The Capitals caught a break early when the Maple Leafs, who traded forwards Dominic Moore and Nik Antropov, had an apparent goal wiped out after a review.
Jason Blake collided with José Theodore (27 saves) as he attempted to stuff the puck in with a strong move to the front of the net. Blake lost the puck, but ran over Theodore. The loose puck was backhanded off defenseman Mike Green and then fired into the net by John Mitchell.
But the goal was disallowed after a video review because of Blake's contact with Theodore. Blake, however, was not assessed a penalty.
The score remained 0-0 until the third period, which is when a pair of defensive lapses led to a pair of Toronto goals in the span of 3 minutes 42 seconds.
During a scramble caused by the Capitals' inability to get the puck out of the defensive zone, Toronto's Lee Stempniak fired a shot from behind the goal line off Theodore's pad.
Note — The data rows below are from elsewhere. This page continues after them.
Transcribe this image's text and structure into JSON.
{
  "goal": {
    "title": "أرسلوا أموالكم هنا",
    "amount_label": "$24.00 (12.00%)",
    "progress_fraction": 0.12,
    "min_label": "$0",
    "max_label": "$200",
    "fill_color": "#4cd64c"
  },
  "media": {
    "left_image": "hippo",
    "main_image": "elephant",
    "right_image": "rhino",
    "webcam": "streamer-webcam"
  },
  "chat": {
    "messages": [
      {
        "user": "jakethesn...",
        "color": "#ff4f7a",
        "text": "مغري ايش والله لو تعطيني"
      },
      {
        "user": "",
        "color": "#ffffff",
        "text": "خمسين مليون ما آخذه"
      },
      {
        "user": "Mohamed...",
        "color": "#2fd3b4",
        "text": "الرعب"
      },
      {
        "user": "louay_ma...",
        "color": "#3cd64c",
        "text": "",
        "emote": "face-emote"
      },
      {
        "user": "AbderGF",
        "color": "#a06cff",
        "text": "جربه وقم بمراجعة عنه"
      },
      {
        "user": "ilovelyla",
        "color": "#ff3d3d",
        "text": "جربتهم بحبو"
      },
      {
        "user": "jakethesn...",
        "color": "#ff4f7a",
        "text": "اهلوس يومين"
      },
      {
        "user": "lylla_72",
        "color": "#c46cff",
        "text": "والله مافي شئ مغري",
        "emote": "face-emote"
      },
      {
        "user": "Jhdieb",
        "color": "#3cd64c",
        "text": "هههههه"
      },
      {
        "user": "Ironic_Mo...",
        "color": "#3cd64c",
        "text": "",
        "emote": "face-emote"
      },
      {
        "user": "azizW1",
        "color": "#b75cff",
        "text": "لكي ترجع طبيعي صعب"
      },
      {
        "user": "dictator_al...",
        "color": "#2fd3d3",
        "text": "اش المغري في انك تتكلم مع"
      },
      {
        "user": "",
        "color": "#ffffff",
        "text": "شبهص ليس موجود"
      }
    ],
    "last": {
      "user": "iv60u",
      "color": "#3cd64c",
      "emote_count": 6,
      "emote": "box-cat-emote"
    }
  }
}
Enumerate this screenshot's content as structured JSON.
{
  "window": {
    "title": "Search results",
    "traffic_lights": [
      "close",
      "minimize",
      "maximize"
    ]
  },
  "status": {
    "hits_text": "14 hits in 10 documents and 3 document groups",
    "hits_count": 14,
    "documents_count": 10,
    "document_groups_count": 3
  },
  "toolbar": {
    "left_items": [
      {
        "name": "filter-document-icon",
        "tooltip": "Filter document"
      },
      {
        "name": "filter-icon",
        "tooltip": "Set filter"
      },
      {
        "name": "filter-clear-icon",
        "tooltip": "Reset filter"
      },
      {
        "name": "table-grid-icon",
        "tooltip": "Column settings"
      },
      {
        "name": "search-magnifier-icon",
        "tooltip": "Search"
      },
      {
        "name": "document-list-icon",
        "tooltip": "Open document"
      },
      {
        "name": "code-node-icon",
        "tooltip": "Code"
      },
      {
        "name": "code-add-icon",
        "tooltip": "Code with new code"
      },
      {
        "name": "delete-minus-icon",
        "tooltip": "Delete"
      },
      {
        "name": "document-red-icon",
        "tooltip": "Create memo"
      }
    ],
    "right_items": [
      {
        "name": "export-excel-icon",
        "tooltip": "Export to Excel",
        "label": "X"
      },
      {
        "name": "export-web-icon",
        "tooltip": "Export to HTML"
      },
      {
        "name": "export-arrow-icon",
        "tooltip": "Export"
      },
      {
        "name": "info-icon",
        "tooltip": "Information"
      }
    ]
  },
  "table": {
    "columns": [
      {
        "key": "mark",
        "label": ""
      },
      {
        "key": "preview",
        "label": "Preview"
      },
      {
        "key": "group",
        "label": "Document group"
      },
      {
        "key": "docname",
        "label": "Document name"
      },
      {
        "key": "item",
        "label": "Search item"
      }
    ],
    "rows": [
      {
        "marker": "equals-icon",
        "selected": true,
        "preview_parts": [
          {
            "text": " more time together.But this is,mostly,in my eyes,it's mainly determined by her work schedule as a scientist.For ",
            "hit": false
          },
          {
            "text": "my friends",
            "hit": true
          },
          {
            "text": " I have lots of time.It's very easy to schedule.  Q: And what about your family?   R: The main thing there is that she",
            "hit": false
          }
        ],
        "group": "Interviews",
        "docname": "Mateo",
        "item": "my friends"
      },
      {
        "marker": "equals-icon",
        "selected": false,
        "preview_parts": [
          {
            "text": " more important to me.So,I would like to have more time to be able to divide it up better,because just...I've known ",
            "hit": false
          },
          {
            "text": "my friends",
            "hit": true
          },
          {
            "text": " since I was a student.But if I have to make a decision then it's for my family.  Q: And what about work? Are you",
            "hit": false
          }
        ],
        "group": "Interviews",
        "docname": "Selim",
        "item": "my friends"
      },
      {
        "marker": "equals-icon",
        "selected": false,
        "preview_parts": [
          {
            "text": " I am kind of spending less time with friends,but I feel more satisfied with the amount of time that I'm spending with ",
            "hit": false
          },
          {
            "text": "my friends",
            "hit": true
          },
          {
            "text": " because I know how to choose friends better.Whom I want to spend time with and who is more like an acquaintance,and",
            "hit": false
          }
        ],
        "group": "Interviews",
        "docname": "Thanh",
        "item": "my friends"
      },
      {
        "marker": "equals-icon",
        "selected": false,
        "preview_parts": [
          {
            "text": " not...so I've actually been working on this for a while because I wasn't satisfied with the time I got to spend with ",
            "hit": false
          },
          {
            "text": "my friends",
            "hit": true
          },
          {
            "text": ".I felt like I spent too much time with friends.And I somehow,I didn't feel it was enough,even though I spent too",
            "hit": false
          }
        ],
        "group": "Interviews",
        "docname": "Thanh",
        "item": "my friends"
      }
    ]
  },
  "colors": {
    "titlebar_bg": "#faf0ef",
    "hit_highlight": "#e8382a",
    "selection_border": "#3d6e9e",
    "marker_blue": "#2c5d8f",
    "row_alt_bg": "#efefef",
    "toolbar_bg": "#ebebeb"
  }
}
The puck deflected into the goal at 6:05 to put Toronto ahead 1-0.
Another scramble in the Washington zone resulted in Pavel Kubina firing a one-timer past Theodore to make it 2-0. Theodore was bumped while moving from post to post.
With about seven minutes remaining in the game, Boudreau screamed at his players as he paced the bench.
"Once we got that first goal scored against us, we started changing our game plan," winger Matt Bradley said, referring to the individual play that has dogged the team during the first three-game home losing streak under Boudreau. "Up until that point -- it wasn't our best game -- but we were pretty solid."
With Theodore on the bench, Alexander Semin scored in the final minute to extend his goal streak to five games, tying the longest of his career.
Earlier in the period, Gerber, who had not played in an NHL game since Jan. 8 as a member of the Ottawa Senators, stopped David Steckel with an outstretched stick while lying on the ice. Then moments later, Gerber thwarted a Semin breakaway with a poke check. Tomas Fleischmann, meantime, misfired on an open net.
"We're a less offensive team" without Ovechkin, Fehr said. "But I think our team is deep enough that we're able to contribute. We have guys that can step up. A couple of shots go a few inches the other way and it's a big win for us."